|Action||Amendments Regarding Use of Controversial or Sensitive Instructional Materials|
|Comment Period||Ends 1/15/2014|
This respected body shouldn't concern itself in legislating the slippery slope of "morality," which is central to the legislation. You aren't so much keeping parents aware, as you are threatening teachers with spooky, ambiguous language. Who is to say what is controversial?
Schools already have a rigorous process in play that vets material for its educational merit. Additionally, the new push in education is to teach multiple texts in a classroom. This method allows the teacher to differentiate and give options to students, thus reducing the risk for a student feeling forced into a text that makes them uncomfortable. Independent reading is also a major resource for the English teacher that also allows the student to differentiate to literature that makes them comfortable based on rigor and topic. This legislation could easily be interpreted as a means to ban any literature not expressly delineated in the syllabus. Therefore you would limit the number of texts a teacher would be willing to show a student, which would actually increase the likelihood that there would be a concern. More to the point, you would also be more likely to discourage reading altogether.
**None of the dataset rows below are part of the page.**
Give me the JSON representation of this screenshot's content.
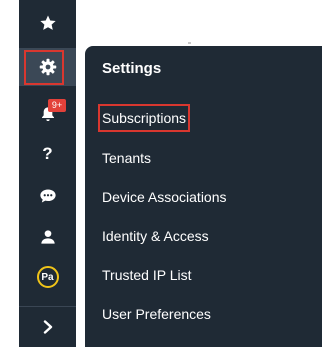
{
  "rail": {
    "items": [
      {
        "name": "favorites",
        "icon": "star-icon"
      },
      {
        "name": "settings",
        "icon": "gear-icon",
        "selected": true
      },
      {
        "name": "notifications",
        "icon": "bell-icon",
        "badge": "9+"
      },
      {
        "name": "help",
        "icon": "question-icon",
        "glyph": "?"
      },
      {
        "name": "chat",
        "icon": "chat-bubble-icon"
      },
      {
        "name": "user",
        "icon": "user-icon"
      },
      {
        "name": "profile",
        "icon": "avatar",
        "initials": "Pa"
      },
      {
        "name": "expand",
        "icon": "chevron-right-icon"
      }
    ]
  },
  "settings_menu": {
    "title": "Settings",
    "items": [
      {
        "label": "Subscriptions",
        "active": true
      },
      {
        "label": "Tenants"
      },
      {
        "label": "Device Associations"
      },
      {
        "label": "Identity & Access"
      },
      {
        "label": "Trusted IP List"
      },
      {
        "label": "User Preferences"
      }
    ]
  },
  "colors": {
    "sidebar_bg": "#1f2a35",
    "selected_bg": "#3b4856",
    "highlight": "#d9372f",
    "badge_bg": "#e3413a",
    "avatar_ring": "#f0c419",
    "text": "#ffffff"
  }
}
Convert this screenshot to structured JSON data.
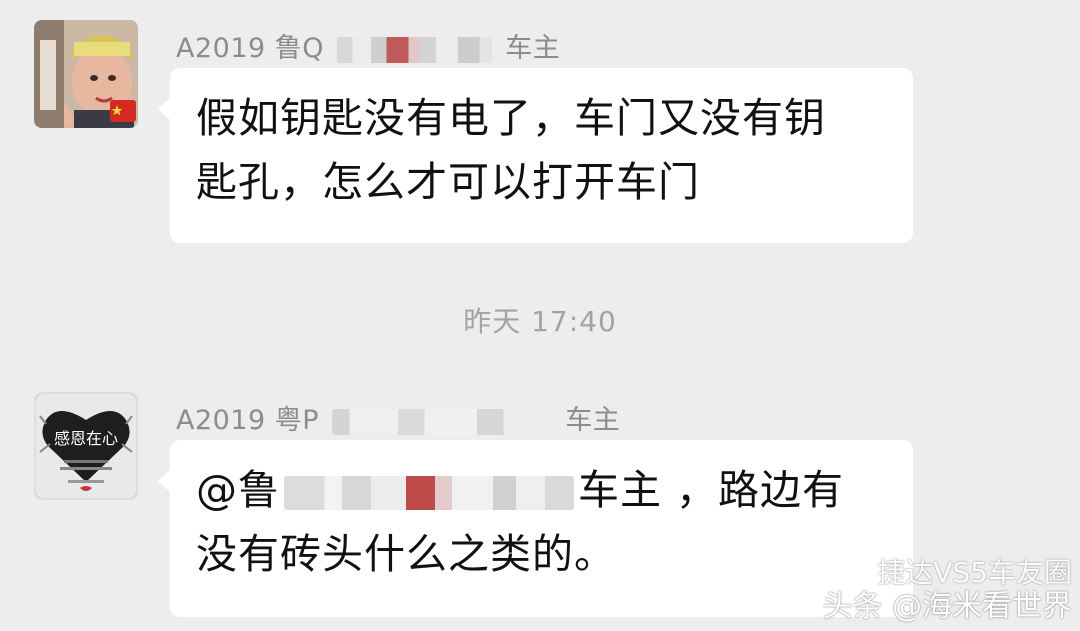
{
  "messages": [
    {
      "sender_prefix": "A2019 鲁Q",
      "sender_suffix": "车主",
      "lines": [
        "假如钥匙没有电了，车门又没有钥",
        "匙孔，怎么才可以打开车门"
      ]
    },
    {
      "sender_prefix": "A2019 粤P",
      "sender_suffix": "车主",
      "mention_prefix": "@鲁",
      "mention_suffix": "车主 ，路边有",
      "line2": "没有砖头什么之类的。"
    }
  ],
  "timestamp": "昨天 17:40",
  "watermark": {
    "line1": "捷达VS5车友圈",
    "line2": "头条 @海米看世界"
  },
  "avatar_text": {
    "avatar2_title": "感恩在心"
  },
  "colors": {
    "background": "#ededed",
    "bubble": "#ffffff",
    "name": "#8c8c8c",
    "timestamp": "#a3a3a3"
  }
}
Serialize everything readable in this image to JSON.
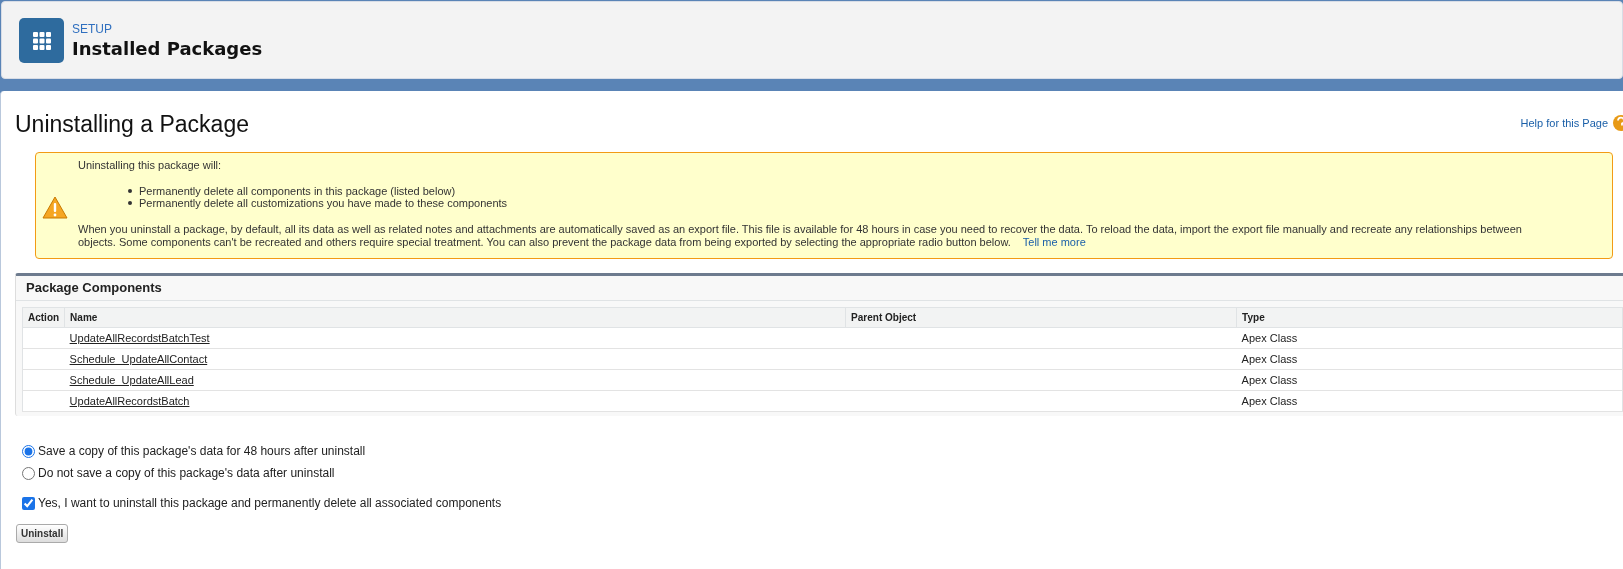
{
  "header": {
    "eyebrow": "SETUP",
    "title": "Installed Packages"
  },
  "page": {
    "title": "Uninstalling a Package",
    "help_link": "Help for this Page"
  },
  "warning": {
    "intro": "Uninstalling this package will:",
    "bullets": [
      "Permanently delete all components in this package (listed below)",
      "Permanently delete all customizations you have made to these components"
    ],
    "body": "When you uninstall a package, by default, all its data as well as related notes and attachments are automatically saved as an export file. This file is available for 48 hours in case you need to recover the data. To reload the data, import the export file manually and recreate any relationships between objects. Some components can't be recreated and others require special treatment. You can also prevent the package data from being exported by selecting the appropriate radio button below.",
    "link": "Tell me more"
  },
  "components": {
    "title": "Package Components",
    "columns": [
      "Action",
      "Name",
      "Parent Object",
      "Type"
    ],
    "rows": [
      {
        "name": "UpdateAllRecordstBatchTest",
        "type": "Apex Class"
      },
      {
        "name": "Schedule_UpdateAllContact",
        "type": "Apex Class"
      },
      {
        "name": "Schedule_UpdateAllLead",
        "type": "Apex Class"
      },
      {
        "name": "UpdateAllRecordstBatch",
        "type": "Apex Class"
      }
    ]
  },
  "options": [
    {
      "kind": "radio",
      "label": "Save a copy of this package's data for 48 hours after uninstall",
      "selected": true
    },
    {
      "kind": "radio",
      "label": "Do not save a copy of this package's data after uninstall",
      "selected": false
    },
    {
      "kind": "checkbox",
      "label": "Yes, I want to uninstall this package and permanently delete all associated components",
      "checked": true
    }
  ],
  "button": "Uninstall"
}
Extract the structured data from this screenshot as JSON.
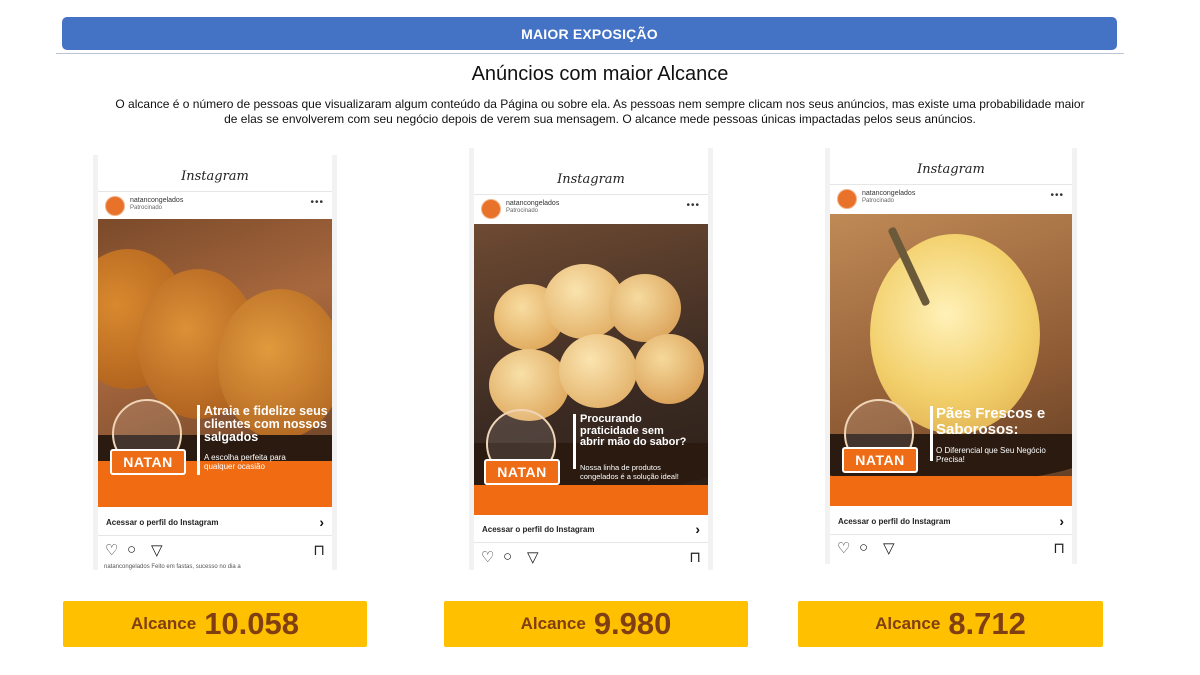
{
  "header": {
    "banner_label": "MAIOR EXPOSIÇÃO"
  },
  "section": {
    "title": "Anúncios com maior Alcance",
    "description": "O alcance é o número de pessoas que visualizaram algum conteúdo da Página ou sobre ela. As pessoas nem sempre clicam nos seus anúncios, mas existe uma probabilidade maior de elas se envolverem com seu negócio depois de verem sua mensagem. O alcance mede pessoas únicas impactadas pelos seus anúncios."
  },
  "ads": [
    {
      "platform": "Instagram",
      "account": "natancongelados",
      "sponsored": "Patrocinado",
      "headline": "Atraia e fidelize seus clientes com nossos salgados",
      "subline": "A escolha perfeita para qualquer ocasião",
      "brand": "NATAN",
      "cta": "Acessar o perfil do Instagram",
      "caption": "natancongelados Feito em fastas, sucesso no dia a",
      "reach_label": "Alcance",
      "reach_value": "10.058"
    },
    {
      "platform": "Instagram",
      "account": "natancongelados",
      "sponsored": "Patrocinado",
      "headline": "Procurando praticidade sem abrir mão do sabor?",
      "subline": "Nossa linha de produtos congelados é a solução ideal!",
      "brand": "NATAN",
      "cta": "Acessar o perfil do Instagram",
      "reach_label": "Alcance",
      "reach_value": "9.980"
    },
    {
      "platform": "Instagram",
      "account": "natancongelados",
      "sponsored": "Patrocinado",
      "headline": "Pães Frescos e Saborosos:",
      "subline": "O Diferencial que Seu Negócio Precisa!",
      "brand": "NATAN",
      "cta": "Acessar o perfil do Instagram",
      "reach_label": "Alcance",
      "reach_value": "8.712"
    }
  ],
  "icons": [
    "more-icon",
    "chevron-right-icon",
    "heart-icon",
    "comment-icon",
    "send-icon",
    "bookmark-icon"
  ],
  "colors": {
    "banner": "#4472c4",
    "reach_pill": "#ffc000",
    "reach_text": "#7f3f12",
    "brand_orange": "#ef6c16"
  }
}
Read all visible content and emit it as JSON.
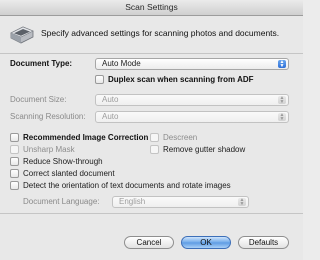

Teachers are constantly looking for opportunities to connect with students. This often requires the teacher to know their audience and improvise during the year, well beyond the point of submitting a syllabus. The limiting language of this legislation would make it impossible for a teacher to improvise the curriculum to better meet the needs of the student without fear of reprimand. This would hurt students since it puts extraordinary limits on how a teacher may connect students to content.
All in all, it would do more harm and no good.